- **TASK BRIEF**: Only the lines containing the string "Percentual" are needed; copy all of them from the listing.

- **MATERIAL PROVIDED**:
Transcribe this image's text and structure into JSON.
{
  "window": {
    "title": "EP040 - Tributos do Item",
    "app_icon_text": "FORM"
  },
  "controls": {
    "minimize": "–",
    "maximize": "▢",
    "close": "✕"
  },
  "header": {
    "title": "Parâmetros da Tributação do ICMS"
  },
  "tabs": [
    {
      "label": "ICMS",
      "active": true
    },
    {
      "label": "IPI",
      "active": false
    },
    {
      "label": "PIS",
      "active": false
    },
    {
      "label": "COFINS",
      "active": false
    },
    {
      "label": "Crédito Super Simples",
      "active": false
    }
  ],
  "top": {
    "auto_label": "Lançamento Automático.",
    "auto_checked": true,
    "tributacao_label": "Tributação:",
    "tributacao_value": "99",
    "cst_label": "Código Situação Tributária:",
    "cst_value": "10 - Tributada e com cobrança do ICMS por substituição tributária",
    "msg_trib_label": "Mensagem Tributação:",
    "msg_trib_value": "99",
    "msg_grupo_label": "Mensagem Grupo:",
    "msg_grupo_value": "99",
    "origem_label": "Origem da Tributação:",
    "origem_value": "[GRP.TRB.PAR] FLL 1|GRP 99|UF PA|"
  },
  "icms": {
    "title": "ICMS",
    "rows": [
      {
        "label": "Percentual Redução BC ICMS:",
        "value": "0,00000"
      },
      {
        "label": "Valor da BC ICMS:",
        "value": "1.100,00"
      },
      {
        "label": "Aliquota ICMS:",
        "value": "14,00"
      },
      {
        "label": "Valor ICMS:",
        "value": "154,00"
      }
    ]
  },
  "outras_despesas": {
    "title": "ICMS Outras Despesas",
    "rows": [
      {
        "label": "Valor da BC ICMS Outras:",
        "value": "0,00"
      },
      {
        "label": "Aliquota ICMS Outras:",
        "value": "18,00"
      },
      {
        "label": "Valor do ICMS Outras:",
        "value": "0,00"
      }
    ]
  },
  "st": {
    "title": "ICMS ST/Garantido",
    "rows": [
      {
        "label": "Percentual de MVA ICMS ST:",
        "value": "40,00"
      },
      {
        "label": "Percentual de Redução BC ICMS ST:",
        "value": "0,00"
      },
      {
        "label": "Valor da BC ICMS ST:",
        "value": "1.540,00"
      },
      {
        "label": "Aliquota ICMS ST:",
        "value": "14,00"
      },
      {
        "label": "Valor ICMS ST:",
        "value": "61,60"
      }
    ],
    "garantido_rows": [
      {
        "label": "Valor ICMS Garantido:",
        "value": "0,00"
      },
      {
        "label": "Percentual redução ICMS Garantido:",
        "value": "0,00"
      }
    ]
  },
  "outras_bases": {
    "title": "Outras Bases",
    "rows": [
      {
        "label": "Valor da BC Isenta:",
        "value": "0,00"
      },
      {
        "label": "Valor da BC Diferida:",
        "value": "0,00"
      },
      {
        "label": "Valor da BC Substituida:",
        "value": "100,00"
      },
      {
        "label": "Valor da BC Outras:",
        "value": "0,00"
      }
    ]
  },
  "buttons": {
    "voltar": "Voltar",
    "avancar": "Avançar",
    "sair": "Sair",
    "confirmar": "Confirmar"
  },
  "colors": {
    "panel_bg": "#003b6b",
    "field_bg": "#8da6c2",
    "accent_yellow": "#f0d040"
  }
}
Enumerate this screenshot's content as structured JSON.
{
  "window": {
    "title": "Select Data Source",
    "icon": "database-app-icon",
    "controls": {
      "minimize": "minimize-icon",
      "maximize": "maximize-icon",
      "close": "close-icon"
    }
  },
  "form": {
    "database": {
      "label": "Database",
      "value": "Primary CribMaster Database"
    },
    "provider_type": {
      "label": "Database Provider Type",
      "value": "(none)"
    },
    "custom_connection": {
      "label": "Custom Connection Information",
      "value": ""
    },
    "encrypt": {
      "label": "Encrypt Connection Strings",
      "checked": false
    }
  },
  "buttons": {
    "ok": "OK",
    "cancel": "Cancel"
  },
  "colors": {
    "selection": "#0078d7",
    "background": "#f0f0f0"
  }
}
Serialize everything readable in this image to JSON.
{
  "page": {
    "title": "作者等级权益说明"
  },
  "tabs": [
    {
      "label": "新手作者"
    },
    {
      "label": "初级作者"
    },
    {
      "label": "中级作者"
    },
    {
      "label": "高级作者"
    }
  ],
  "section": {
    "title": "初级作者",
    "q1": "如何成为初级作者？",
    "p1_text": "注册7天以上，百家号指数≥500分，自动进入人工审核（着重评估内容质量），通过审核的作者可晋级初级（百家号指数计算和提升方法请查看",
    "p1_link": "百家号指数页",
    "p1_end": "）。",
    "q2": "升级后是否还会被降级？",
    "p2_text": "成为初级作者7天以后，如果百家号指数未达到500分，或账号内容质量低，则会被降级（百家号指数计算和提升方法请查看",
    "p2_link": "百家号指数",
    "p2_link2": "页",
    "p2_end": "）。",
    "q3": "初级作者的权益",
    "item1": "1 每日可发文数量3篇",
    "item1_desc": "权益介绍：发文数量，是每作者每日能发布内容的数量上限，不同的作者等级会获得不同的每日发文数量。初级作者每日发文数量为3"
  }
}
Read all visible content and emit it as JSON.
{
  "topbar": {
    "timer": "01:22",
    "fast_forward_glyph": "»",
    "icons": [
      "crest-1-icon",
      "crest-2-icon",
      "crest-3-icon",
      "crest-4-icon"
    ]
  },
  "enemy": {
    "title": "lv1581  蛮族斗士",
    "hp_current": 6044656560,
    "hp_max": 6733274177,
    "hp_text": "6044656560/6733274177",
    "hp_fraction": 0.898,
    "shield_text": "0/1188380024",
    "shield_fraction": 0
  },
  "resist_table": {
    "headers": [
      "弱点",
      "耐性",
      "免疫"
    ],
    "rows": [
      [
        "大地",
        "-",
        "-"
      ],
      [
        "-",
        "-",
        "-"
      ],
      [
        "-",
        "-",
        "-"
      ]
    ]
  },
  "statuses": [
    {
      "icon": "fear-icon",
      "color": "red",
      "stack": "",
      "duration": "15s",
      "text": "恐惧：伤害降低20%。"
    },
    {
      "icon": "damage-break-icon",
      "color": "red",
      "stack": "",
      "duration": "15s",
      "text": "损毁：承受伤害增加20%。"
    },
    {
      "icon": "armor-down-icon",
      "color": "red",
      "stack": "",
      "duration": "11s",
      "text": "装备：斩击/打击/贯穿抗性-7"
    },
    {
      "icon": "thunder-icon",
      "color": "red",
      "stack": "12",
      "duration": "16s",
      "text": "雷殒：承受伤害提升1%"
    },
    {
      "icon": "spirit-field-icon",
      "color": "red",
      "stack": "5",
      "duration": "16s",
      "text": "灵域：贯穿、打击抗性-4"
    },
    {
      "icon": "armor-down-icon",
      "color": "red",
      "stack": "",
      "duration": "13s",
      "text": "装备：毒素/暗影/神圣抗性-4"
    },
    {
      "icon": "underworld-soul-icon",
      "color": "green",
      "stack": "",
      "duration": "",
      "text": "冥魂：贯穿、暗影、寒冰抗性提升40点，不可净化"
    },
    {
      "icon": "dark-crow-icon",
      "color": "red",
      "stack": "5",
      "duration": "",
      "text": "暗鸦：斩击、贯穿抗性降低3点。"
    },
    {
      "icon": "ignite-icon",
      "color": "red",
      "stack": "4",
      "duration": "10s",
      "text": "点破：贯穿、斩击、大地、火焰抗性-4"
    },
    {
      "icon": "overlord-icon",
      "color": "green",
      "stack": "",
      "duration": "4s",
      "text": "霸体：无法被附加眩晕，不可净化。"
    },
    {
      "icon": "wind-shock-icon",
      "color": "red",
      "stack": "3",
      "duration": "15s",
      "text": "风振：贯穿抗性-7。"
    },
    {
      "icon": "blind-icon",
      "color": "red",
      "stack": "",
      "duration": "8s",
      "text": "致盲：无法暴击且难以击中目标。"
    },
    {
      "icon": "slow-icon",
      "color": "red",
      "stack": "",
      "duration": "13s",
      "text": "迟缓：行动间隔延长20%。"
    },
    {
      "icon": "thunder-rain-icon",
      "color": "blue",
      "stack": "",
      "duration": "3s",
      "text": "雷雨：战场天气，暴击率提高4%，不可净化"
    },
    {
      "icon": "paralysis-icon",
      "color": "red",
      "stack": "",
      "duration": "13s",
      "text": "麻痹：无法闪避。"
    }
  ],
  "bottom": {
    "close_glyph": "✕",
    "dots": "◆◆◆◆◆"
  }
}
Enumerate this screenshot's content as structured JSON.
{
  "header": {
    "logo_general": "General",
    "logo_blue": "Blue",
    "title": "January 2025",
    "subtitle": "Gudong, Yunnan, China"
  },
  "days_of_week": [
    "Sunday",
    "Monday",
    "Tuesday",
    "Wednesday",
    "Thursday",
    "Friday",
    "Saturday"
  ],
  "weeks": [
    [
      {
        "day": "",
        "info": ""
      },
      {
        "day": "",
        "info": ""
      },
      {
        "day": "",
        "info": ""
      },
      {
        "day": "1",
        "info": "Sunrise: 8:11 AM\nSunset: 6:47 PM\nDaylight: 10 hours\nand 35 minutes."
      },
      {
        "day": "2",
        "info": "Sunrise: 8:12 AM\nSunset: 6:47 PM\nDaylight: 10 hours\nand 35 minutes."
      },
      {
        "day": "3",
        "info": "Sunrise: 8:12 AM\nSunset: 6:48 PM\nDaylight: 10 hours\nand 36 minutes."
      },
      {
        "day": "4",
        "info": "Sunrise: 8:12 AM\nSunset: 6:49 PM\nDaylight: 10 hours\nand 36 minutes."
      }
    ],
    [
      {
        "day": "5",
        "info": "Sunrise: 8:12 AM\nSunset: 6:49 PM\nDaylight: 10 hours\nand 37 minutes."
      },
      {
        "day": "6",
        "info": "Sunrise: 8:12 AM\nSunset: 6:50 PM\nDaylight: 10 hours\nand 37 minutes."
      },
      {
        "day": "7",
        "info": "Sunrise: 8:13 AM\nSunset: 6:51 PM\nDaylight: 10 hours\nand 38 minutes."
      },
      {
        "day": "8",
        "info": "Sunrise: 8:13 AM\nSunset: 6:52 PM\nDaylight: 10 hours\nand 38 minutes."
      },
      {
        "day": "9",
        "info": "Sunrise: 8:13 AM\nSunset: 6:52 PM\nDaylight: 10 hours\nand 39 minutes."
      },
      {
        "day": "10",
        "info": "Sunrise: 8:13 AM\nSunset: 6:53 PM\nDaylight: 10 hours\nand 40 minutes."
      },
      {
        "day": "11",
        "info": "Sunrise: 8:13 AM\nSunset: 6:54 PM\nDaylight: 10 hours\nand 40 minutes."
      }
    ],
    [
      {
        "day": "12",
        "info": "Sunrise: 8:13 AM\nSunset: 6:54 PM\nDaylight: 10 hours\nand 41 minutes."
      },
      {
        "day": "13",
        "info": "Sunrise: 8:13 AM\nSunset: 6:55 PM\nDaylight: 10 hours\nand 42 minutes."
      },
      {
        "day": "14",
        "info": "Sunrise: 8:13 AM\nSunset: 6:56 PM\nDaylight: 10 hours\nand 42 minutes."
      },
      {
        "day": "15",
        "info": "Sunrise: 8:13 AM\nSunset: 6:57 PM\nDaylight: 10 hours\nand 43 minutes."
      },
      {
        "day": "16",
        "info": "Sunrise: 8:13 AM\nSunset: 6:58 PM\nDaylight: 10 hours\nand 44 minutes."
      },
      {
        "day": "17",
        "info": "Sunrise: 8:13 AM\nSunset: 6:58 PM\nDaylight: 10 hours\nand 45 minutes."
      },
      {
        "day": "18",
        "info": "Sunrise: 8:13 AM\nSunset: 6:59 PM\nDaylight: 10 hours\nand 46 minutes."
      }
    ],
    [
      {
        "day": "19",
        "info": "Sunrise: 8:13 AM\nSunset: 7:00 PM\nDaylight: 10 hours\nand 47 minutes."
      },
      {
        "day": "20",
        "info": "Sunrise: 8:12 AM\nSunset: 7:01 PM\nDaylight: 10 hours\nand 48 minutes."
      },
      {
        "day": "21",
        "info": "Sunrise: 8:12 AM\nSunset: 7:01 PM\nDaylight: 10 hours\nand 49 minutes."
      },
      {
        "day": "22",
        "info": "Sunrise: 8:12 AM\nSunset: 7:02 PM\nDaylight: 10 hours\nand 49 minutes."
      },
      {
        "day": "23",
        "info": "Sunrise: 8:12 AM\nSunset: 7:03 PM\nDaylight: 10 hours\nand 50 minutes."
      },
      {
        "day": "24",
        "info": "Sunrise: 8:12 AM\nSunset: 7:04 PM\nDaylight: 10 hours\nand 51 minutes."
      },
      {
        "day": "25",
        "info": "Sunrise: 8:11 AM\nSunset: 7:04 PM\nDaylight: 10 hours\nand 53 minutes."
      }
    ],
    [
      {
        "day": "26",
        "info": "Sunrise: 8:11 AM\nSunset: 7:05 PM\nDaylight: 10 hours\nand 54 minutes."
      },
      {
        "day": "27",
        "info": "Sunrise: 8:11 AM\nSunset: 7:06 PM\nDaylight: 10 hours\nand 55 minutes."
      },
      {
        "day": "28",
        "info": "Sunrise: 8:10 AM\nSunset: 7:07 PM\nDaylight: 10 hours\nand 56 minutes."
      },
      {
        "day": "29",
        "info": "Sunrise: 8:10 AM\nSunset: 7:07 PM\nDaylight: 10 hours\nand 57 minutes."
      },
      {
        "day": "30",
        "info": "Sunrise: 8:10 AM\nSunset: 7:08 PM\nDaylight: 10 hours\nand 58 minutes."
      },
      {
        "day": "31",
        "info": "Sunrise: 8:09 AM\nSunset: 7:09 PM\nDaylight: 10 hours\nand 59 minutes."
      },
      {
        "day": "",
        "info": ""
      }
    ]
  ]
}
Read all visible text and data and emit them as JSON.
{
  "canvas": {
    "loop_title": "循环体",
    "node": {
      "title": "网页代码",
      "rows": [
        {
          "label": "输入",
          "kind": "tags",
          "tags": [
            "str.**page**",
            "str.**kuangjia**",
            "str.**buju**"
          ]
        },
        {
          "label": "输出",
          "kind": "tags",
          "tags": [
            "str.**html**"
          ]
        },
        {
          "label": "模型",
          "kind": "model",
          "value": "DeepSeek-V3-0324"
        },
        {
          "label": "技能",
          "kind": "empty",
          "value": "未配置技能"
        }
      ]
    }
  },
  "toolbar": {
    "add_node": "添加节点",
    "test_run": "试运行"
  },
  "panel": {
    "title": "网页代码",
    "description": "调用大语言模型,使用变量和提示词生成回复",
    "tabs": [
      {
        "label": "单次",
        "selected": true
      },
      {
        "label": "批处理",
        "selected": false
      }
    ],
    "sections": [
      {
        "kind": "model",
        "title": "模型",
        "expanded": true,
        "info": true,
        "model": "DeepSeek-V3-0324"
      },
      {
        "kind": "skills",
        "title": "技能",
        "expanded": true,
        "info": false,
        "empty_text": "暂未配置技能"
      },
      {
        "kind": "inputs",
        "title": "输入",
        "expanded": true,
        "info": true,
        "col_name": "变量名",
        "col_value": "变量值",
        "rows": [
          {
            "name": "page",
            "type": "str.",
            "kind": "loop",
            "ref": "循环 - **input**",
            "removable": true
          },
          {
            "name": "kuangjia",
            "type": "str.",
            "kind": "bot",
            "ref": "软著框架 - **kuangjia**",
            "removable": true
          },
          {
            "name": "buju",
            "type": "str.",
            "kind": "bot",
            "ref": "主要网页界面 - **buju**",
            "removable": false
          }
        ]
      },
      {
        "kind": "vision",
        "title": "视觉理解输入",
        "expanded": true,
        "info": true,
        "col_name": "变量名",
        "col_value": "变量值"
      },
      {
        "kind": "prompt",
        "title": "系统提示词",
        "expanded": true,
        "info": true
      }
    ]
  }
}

- **ANSWER TO THIS PROBLEM**:
        "label": "Percentual Redução BC ICMS:",
        "label": "Percentual de MVA ICMS ST:",
        "label": "Percentual de Redução BC ICMS ST:",
        "label": "Percentual redução ICMS Garantido:",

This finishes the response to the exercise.